And because of this visit, I have come to the conclusion that my brain loves to visit fantasy land. Earlier in the blog I did go into detail about how we’d do a garden this year, and how I would have the luxury of time to plan it properly and get the soil prepped and order plants ahead of time instead of the last-minute desperate rush to Home Depot. Every Monday or Tuesday we’d plan to “get the stuff and get started this weekend” and every weekend we realized there were a myriad of reasons why we couldn’t: it was raining; it was graduation weekend and we’d be tremendously busy; Hubby would be out all day Saturday (which, as the whole universe knows, is the Mandated Do Things in the Backyard Day) at a meeting; guests were coming for Memorial Day and we couldn’t have naked lumber just laying about.
Which brings us to this morning. It’s a beautiful day, perfect for finally getting stuff started and we chattered a bit as we pulled into the Farmer’s Market. (Well, Hubby did most of the chattering; I have a miserable cold and cough so my end of the conversation was a lot of waving hands and inscrutable face-making.) Before we got out, I stopped him so I could croak at him.
“Why are we going to make a huge garden when we have a garden literally down the street every Saturday?”
Hubby got that look of resigned patience.
“I mean, I really want to support these local farmers with our business, so doesn’t it make sense to just come here for our needs?”
Hubby explained that growing our own is cheaper.
“Is it really, though?
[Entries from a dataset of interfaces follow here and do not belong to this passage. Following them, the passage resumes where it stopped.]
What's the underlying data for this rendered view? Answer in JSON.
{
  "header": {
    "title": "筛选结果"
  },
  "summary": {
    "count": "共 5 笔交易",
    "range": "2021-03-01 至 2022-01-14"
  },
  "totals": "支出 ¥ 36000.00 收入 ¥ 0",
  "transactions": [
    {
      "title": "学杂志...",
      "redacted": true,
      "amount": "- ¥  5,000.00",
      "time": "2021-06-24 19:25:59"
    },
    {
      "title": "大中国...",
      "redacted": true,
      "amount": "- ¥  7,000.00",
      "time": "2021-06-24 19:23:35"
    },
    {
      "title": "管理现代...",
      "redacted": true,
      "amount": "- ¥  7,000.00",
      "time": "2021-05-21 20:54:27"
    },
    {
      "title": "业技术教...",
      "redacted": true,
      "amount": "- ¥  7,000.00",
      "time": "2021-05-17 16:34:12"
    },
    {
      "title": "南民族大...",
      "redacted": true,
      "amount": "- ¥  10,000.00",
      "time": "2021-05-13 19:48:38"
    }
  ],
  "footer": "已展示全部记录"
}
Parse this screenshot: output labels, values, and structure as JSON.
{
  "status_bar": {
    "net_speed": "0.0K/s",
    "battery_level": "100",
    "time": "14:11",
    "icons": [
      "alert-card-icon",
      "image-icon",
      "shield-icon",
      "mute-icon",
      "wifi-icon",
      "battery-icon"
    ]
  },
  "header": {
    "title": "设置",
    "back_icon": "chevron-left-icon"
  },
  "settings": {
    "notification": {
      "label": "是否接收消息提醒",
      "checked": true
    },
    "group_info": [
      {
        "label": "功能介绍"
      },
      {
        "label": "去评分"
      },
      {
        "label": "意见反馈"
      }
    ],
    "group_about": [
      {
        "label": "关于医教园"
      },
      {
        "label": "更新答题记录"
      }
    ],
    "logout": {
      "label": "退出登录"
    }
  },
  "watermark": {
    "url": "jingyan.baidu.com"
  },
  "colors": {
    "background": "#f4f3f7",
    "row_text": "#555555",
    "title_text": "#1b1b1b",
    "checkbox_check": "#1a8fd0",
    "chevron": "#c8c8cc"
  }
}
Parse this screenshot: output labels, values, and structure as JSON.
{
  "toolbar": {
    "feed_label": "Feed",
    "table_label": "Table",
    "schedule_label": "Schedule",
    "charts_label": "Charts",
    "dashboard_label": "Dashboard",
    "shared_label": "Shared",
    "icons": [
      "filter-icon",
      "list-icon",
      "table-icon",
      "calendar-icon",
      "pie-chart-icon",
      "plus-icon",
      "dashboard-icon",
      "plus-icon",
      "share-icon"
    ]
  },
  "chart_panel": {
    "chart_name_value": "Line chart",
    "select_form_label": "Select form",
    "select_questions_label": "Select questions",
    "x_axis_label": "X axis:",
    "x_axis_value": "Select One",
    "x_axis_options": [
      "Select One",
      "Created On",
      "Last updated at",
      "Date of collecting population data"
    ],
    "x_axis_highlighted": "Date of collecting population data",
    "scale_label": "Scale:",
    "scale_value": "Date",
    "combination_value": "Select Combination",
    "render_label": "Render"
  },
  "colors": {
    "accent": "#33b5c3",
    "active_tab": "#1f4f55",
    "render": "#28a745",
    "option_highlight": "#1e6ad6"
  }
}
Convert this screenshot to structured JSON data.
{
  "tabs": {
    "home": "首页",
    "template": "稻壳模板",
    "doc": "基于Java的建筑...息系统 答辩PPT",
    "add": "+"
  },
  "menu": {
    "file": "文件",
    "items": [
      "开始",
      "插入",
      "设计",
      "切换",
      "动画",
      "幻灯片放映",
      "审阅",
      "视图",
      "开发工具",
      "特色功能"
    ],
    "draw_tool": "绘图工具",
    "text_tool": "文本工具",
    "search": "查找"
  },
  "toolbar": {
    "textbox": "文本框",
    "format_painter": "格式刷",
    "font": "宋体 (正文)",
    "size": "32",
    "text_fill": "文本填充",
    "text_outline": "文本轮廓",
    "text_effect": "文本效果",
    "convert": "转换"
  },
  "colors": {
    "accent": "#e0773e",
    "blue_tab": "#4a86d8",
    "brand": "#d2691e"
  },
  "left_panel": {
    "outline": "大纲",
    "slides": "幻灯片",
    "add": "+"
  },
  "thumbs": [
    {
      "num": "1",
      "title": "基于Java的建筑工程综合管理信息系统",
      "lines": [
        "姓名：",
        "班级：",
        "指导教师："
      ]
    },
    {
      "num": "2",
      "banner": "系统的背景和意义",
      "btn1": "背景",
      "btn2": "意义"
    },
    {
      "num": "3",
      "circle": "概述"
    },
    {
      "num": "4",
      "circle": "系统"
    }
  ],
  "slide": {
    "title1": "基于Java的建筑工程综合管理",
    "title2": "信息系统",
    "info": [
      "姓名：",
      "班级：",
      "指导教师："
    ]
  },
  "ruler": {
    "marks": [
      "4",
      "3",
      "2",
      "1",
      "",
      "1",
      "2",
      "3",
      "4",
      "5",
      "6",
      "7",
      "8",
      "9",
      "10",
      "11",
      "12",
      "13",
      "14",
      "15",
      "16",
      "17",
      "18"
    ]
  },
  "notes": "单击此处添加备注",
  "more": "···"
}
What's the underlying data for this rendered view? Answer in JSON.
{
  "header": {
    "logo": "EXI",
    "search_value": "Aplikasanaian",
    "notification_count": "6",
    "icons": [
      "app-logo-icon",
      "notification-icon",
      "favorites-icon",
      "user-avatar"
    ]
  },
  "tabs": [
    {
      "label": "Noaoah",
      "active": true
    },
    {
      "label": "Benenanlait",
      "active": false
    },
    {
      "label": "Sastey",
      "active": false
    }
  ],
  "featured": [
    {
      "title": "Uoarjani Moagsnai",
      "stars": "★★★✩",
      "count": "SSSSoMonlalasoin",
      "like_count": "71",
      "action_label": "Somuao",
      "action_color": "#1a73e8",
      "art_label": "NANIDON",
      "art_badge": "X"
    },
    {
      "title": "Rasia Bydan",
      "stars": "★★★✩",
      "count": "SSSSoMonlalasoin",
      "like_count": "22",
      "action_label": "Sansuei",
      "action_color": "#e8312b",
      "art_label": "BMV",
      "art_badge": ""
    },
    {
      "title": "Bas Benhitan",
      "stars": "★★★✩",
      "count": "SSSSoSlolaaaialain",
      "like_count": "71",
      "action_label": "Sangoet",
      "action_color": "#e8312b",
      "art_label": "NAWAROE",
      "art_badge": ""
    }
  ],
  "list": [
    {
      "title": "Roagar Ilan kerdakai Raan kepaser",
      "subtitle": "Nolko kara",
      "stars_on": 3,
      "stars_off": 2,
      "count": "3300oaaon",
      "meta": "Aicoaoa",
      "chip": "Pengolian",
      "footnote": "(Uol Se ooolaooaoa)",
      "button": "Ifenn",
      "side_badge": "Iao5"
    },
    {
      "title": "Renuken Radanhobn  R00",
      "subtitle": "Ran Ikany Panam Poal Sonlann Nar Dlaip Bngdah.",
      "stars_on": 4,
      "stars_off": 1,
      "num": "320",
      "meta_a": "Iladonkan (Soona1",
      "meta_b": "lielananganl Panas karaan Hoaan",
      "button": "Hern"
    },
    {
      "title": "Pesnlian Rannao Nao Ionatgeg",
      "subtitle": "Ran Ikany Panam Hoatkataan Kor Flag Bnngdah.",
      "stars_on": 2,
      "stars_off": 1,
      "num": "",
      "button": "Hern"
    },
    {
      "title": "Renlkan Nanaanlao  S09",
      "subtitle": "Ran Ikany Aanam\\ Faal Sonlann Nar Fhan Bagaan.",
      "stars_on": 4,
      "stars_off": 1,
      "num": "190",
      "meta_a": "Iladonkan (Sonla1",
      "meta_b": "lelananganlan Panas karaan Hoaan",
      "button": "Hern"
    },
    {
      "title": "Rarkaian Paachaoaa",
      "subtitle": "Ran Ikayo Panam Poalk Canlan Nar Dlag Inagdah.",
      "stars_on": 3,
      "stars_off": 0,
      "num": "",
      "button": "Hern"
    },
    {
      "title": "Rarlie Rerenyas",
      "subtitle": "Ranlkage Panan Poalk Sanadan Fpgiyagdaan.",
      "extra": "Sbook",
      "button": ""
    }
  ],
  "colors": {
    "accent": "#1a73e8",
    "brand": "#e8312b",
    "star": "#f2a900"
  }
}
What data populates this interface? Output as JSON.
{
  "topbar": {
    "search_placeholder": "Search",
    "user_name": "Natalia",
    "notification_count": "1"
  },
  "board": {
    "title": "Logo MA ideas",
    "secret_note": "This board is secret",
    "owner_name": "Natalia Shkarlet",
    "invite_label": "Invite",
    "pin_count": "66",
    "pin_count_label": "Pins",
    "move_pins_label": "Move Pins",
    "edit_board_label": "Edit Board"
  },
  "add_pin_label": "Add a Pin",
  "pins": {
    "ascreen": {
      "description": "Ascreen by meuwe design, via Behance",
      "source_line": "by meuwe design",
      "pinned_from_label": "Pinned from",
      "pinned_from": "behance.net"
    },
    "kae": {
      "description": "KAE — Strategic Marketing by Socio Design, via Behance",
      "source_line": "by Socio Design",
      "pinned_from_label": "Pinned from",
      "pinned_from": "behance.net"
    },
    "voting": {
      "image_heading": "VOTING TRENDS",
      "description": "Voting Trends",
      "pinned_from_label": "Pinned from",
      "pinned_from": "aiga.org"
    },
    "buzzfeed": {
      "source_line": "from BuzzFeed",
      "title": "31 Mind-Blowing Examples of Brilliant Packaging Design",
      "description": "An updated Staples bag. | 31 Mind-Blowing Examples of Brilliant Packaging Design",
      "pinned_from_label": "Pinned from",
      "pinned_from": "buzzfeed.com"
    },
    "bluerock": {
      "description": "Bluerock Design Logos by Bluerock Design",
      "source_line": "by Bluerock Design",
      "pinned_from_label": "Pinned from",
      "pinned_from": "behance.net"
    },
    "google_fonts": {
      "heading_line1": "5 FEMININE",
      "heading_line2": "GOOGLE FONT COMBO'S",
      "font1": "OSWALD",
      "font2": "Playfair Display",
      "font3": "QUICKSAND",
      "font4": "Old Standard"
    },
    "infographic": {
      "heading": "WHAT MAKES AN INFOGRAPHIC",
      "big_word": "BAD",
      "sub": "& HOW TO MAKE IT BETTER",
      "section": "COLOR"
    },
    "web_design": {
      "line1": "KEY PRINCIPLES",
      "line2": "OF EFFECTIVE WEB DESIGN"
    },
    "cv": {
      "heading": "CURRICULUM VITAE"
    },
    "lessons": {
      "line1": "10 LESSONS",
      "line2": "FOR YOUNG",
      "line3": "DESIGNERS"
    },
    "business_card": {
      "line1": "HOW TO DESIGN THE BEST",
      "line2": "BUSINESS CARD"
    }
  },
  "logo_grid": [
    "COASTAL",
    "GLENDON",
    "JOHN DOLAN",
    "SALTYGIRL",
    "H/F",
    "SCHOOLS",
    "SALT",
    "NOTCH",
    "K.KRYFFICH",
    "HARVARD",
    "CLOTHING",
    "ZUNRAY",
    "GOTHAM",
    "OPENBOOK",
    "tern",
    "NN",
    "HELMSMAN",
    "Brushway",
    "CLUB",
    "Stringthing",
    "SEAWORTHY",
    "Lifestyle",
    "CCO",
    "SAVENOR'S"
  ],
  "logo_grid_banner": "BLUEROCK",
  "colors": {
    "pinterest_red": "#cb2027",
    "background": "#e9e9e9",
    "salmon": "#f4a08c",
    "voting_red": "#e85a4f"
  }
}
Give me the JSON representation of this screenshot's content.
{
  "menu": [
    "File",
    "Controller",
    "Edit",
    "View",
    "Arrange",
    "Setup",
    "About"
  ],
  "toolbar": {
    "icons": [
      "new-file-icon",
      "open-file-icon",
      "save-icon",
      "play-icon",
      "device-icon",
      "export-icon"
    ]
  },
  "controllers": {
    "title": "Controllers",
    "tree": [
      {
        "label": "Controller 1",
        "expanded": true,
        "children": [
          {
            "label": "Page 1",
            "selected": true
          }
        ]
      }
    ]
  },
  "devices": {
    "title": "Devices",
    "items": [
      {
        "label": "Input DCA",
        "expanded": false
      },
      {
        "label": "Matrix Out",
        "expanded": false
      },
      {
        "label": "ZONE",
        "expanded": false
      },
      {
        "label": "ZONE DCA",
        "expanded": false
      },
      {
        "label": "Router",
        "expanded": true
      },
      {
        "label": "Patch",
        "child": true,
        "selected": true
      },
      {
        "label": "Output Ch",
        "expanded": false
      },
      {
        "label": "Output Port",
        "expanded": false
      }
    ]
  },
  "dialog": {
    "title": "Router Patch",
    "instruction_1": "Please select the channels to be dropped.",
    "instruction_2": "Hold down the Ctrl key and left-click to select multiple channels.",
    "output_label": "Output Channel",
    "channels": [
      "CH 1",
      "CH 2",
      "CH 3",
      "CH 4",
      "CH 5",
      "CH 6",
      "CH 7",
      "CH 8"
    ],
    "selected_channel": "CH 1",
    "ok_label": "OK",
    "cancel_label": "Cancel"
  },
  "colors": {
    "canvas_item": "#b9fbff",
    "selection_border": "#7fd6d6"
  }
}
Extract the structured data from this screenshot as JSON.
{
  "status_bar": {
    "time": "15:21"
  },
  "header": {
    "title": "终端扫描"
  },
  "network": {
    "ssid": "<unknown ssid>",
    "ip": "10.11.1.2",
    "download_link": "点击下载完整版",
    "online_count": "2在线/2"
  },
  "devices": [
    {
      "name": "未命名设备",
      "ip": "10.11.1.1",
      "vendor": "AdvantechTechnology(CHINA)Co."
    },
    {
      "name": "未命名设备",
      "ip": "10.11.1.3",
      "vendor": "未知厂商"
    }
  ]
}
After buying the materials for the raised beds, having dirt delivered, buying mulch and fertilizer and then the plants, and watering and weeding, are we really saving money? To mention nothing of the doctor’s bills for our sprained backs and deconstructed knees.”
I thought I saw a small smile.
“But, I mean, if you want the garden, I don’t want to stop you…” Then I coughed, a little more pitifully than I intended.
Hubby opened the car door and said cheerfully, “Right. No garden this year.”
Next year, however, I am going to make some big plans and get started much earlier. I even made a new bookmark tab labeled “gardening” so I have to mean business, right?